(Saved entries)
- - - - - - -

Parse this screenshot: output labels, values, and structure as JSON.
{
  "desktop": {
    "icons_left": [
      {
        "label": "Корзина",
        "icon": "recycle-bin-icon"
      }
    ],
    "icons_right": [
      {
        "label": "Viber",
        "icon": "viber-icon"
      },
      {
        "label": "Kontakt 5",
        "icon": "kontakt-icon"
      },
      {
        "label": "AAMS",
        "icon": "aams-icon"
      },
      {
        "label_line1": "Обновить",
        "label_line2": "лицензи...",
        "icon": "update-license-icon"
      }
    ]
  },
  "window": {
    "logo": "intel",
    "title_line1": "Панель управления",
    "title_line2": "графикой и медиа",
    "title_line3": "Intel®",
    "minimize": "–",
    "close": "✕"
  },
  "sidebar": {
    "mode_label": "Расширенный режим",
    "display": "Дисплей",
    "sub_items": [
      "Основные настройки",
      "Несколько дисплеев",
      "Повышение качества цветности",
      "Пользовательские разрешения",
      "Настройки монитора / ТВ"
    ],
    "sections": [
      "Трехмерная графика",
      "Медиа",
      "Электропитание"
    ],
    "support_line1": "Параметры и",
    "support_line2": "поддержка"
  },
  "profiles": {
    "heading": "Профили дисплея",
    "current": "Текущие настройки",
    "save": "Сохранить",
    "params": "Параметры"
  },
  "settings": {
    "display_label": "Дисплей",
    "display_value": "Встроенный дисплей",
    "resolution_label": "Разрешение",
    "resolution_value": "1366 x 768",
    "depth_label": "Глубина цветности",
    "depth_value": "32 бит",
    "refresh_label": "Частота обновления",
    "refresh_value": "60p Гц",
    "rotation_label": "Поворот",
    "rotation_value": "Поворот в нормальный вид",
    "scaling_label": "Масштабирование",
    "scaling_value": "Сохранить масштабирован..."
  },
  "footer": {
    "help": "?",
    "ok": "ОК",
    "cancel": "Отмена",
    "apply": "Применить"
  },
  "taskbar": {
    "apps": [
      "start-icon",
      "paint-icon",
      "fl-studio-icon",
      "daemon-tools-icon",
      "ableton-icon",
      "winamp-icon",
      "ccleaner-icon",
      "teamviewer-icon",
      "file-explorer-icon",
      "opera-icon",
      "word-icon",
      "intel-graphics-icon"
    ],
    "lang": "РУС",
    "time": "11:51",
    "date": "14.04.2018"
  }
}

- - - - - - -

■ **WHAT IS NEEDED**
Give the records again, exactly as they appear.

■ **EXERCISE RESULT**
Parse this screenshot: output labels, values, and structure as JSON.
{
  "desktop": {
    "icons_left": [
      {
        "label": "Корзина",
        "icon": "recycle-bin-icon"
      }
    ],
    "icons_right": [
      {
        "label": "Viber",
        "icon": "viber-icon"
      },
      {
        "label": "Kontakt 5",
        "icon": "kontakt-icon"
      },
      {
        "label": "AAMS",
        "icon": "aams-icon"
      },
      {
        "label_line1": "Обновить",
        "label_line2": "лицензи...",
        "icon": "update-license-icon"
      }
    ]
  },
  "window": {
    "logo": "intel",
    "title_line1": "Панель управления",
    "title_line2": "графикой и медиа",
    "title_line3": "Intel®",
    "minimize": "–",
    "close": "✕"
  },
  "sidebar": {
    "mode_label": "Расширенный режим",
    "display": "Дисплей",
    "sub_items": [
      "Основные настройки",
      "Несколько дисплеев",
      "Повышение качества цветности",
      "Пользовательские разрешения",
      "Настройки монитора / ТВ"
    ],
    "sections": [
      "Трехмерная графика",
      "Медиа",
      "Электропитание"
    ],
    "support_line1": "Параметры и",
    "support_line2": "поддержка"
  },
  "profiles": {
    "heading": "Профили дисплея",
    "current": "Текущие настройки",
    "save": "Сохранить",
    "params": "Параметры"
  },
  "settings": {
    "display_label": "Дисплей",
    "display_value": "Встроенный дисплей",
    "resolution_label": "Разрешение",
    "resolution_value": "1366 x 768",
    "depth_label": "Глубина цветности",
    "depth_value": "32 бит",
    "refresh_label": "Частота обновления",
    "refresh_value": "60p Гц",
    "rotation_label": "Поворот",
    "rotation_value": "Поворот в нормальный вид",
    "scaling_label": "Масштабирование",
    "scaling_value": "Сохранить масштабирован..."
  },
  "footer": {
    "help": "?",
    "ok": "ОК",
    "cancel": "Отмена",
    "apply": "Применить"
  },
  "taskbar": {
    "apps": [
      "start-icon",
      "paint-icon",
      "fl-studio-icon",
      "daemon-tools-icon",
      "ableton-icon",
      "winamp-icon",
      "ccleaner-icon",
      "teamviewer-icon",
      "file-explorer-icon",
      "opera-icon",
      "word-icon",
      "intel-graphics-icon"
    ],
    "lang": "РУС",
    "time": "11:51",
    "date": "14.04.2018"
  }
}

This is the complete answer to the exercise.